As part of its 50th anniversary celebrations, Historic Houses has recently published a new report: Changing Times, Valuing History: historic houses for the 21st century.
Backed by wide-ranging research on independent heritage, the report highlights the economic, cultural, environmental, and social benefits generated by its members – and the need for change to ensure their longevity.
Founded in 1973, Historic Houses currently represents over 1,400 independently owned houses and gardens across the UK. It strongly believes that twenty-first century demands focus on climate change and the socio-economic benefits of heritage.
With this focus at the forefront, Saffery partner, Stephen Bristow worked with leading consulting firm Nordicity to undertake economic analysis for Historic Houses, providing the underlying figures and data of the report.
In addition to covering the benefits its member places bring, the analysis emphasises that, “further sweeping changes are needed, especially where planning and listing rules intersect with efforts to tackle climate change, if the nation’s beloved independent heritage is to survive another half-century.
“They need a supportive fiscal and regulatory framework from government to continue doing what they do best: welcoming people through their doors, driving heritage-led prosperity in rural economies and communities, and showcasing Britain on the world stage.”
“We were delighted to work with both Nordicity and Historic Houses on this report.
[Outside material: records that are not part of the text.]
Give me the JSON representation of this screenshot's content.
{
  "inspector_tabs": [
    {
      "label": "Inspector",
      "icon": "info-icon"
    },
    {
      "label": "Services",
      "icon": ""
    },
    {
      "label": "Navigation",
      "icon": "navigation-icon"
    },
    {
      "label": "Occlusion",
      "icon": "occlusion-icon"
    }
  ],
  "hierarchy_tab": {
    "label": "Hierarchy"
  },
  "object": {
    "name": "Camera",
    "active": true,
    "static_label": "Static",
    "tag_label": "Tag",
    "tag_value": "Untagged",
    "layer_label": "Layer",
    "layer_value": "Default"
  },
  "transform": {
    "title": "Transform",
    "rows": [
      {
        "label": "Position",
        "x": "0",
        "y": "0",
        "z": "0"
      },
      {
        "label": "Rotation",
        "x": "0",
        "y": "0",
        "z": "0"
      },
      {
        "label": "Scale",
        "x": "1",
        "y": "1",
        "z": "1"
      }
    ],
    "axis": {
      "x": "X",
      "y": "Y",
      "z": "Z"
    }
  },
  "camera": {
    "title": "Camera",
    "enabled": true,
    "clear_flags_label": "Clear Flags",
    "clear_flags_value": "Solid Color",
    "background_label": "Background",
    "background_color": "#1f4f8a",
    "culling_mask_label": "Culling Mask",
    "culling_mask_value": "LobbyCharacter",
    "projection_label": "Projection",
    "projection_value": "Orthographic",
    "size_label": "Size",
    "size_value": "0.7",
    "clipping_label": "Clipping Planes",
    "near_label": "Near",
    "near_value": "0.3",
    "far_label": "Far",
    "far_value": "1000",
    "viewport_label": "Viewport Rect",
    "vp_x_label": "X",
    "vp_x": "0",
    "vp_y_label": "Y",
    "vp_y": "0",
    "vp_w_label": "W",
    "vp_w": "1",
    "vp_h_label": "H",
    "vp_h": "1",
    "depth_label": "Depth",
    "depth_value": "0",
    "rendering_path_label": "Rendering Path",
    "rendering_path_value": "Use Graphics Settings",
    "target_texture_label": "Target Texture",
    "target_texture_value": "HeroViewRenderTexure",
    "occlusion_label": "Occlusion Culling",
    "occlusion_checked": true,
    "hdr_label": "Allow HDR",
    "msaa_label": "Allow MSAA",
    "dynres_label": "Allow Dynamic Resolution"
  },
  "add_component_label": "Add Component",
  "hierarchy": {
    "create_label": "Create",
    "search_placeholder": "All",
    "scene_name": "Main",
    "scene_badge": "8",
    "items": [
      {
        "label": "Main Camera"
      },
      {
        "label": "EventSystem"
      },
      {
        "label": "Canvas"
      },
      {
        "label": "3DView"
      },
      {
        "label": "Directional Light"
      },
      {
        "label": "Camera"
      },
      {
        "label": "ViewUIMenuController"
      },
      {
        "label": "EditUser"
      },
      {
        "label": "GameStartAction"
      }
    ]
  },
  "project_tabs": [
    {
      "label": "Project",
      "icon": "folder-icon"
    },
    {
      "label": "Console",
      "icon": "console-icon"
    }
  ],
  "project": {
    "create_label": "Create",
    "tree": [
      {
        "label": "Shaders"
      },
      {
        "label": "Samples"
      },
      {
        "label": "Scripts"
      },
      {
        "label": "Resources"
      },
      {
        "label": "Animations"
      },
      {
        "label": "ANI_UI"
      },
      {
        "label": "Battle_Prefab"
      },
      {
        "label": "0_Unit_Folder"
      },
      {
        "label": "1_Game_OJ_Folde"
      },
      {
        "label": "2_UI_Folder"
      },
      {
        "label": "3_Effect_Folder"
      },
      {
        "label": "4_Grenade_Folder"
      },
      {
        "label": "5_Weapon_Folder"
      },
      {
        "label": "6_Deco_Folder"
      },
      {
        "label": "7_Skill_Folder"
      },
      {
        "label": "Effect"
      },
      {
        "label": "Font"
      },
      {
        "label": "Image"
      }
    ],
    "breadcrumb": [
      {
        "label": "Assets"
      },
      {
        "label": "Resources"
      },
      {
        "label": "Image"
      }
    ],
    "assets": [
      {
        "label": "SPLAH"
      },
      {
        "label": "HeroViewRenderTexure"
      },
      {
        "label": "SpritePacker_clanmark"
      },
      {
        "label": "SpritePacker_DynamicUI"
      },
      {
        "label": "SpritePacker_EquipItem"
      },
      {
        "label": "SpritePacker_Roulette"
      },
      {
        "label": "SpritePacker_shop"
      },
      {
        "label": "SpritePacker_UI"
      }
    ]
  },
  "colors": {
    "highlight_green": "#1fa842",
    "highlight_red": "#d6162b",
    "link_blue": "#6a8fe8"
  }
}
The analysis we undertook sets out the enormous contribution that Historic Houses and its members bring to the UK economy. I look forward to seeing the developments that arise because of this research in 2024 and beyond.”